While hedge funds have the potential for higher returns, they also come with higher risks due to their use of leverage, derivatives, and other complex strategies. Hedge fund managers employ rigorous risk management practices to monitor and control risk exposure, including portfolio diversification, position sizing, and hedging techniques to mitigate downside risk.

Investment Strategies of Hedge Funds

1. Long/Short Equity

Long/short equity strategies involve buying undervalued securities (long positions) while simultaneously selling overvalued securities (short positions) to hedge against market risk. This strategy aims to generate positive returns by capturing price discrepancies between long and short positions while minimizing market exposure.

2. Global Macro

Global macro strategies involve investing in various asset classes, including equities, fixed income, currencies, and commodities, based on macroeconomic analysis and forecasts of global economic trends. Hedge fund managers take positions in different markets to capitalize on macroeconomic events, geopolitical developments, and monetary policy decisions.

3. Event-Driven

Event-driven strategies focus on investing in securities of companies undergoing significant corporate events, such as mergers and acquisitions, spin-offs, restructurings, or bankruptcies. Hedge fund managers seek to profit from price movements resulting from these events by taking long or short positions in affected securities.

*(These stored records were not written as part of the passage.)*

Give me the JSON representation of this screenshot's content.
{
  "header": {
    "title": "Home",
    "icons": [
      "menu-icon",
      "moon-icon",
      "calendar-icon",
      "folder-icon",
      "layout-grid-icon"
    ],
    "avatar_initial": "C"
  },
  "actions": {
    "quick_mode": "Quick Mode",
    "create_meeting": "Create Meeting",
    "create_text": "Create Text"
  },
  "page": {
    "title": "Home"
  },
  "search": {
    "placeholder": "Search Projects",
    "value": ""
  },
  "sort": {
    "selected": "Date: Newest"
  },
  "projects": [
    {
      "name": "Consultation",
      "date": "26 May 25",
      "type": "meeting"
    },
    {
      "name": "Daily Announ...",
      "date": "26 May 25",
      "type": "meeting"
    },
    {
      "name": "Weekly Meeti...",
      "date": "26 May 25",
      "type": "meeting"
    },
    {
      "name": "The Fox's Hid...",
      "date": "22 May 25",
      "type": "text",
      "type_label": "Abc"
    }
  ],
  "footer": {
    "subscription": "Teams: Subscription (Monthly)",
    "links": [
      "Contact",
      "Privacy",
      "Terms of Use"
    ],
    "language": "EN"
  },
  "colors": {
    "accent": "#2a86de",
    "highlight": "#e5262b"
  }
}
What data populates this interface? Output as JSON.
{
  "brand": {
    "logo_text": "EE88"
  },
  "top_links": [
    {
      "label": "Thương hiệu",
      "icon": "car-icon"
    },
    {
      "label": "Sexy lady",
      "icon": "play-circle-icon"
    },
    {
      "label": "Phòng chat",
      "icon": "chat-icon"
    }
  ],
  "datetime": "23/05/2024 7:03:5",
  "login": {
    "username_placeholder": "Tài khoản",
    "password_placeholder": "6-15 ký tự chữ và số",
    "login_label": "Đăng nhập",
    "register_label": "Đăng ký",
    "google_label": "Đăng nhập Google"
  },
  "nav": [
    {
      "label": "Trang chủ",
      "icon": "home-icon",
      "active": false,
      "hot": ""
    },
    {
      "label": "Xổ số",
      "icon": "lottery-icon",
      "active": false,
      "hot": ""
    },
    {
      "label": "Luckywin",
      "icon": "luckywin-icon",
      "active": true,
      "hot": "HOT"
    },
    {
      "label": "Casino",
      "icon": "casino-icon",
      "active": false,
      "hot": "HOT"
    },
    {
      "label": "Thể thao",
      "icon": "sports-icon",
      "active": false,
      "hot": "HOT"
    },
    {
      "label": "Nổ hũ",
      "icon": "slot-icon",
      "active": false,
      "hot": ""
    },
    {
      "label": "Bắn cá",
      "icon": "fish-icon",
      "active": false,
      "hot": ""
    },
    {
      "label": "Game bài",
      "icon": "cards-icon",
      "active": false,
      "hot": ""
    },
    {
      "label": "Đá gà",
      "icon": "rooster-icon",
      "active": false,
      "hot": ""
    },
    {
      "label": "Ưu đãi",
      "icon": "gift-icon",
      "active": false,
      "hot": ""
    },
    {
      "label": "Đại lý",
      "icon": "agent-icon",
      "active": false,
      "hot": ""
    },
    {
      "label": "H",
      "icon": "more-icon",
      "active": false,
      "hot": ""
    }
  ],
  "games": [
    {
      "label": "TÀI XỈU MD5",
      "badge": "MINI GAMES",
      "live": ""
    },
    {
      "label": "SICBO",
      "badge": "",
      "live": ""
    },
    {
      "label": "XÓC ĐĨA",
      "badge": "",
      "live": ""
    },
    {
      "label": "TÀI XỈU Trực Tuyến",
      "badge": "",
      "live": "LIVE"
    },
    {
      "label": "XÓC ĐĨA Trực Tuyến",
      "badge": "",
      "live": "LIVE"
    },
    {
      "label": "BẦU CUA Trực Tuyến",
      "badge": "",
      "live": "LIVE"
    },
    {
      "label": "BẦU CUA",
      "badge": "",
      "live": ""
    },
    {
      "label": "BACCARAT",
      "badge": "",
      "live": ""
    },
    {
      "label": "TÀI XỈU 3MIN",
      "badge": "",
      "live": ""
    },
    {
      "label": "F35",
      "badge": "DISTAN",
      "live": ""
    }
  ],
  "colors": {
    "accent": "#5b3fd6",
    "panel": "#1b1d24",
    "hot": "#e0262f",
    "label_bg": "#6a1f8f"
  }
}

4. Quantitative Trading

Quantitative trading strategies use mathematical models, algorithms, and data analysis techniques to identify trading opportunities and execute trades systematically. Hedge fund managers employ quantitative strategies such as statistical arbitrage, trend-following, and algorithmic trading to exploit short-term market inefficiencies and generate alpha.

Risks Associated with Hedge Funds

1. Market Risk

Hedge funds are exposed to market risk, including fluctuations in asset prices, interest rates, and currency exchange rates. Market volatility can impact the value of hedge fund investments and lead to losses for investors.

2. Leverage Risk

Hedge funds often use leverage to amplify returns, but this also magnifies losses in the event of adverse market movements. Excessive leverage can increase the fund’s risk profile and pose liquidity challenges during market downturns.

3. Liquidity Risk

Some hedge fund strategies, such as distressed debt or private equity investments, may have limited liquidity, making it difficult to exit positions or redeem investments during periods of market stress.

4. Operational Risk

Operational risk refers to the risk of losses resulting from inadequate or failed internal processes, systems, or controls within the hedge fund organization. Operational failures, such as errors in trade execution, valuation discrepancies, or cybersecurity breaches, can have significant financial and reputational consequences for hedge fund managers.


In conclusion, hedge funds play a unique and influential role in the global financial markets, offering investors access to alternative investment strategies and potential opportunities for alpha generation. While hedge funds can provide diversification benefits and enhance portfolio returns, they also come with higher risks and complexities that investors should carefully consider. By understanding the characteristics, strategies, and risks associated with hedge funds, investors can make informed decisions and effectively incorporate these vehicles into their investment portfolios.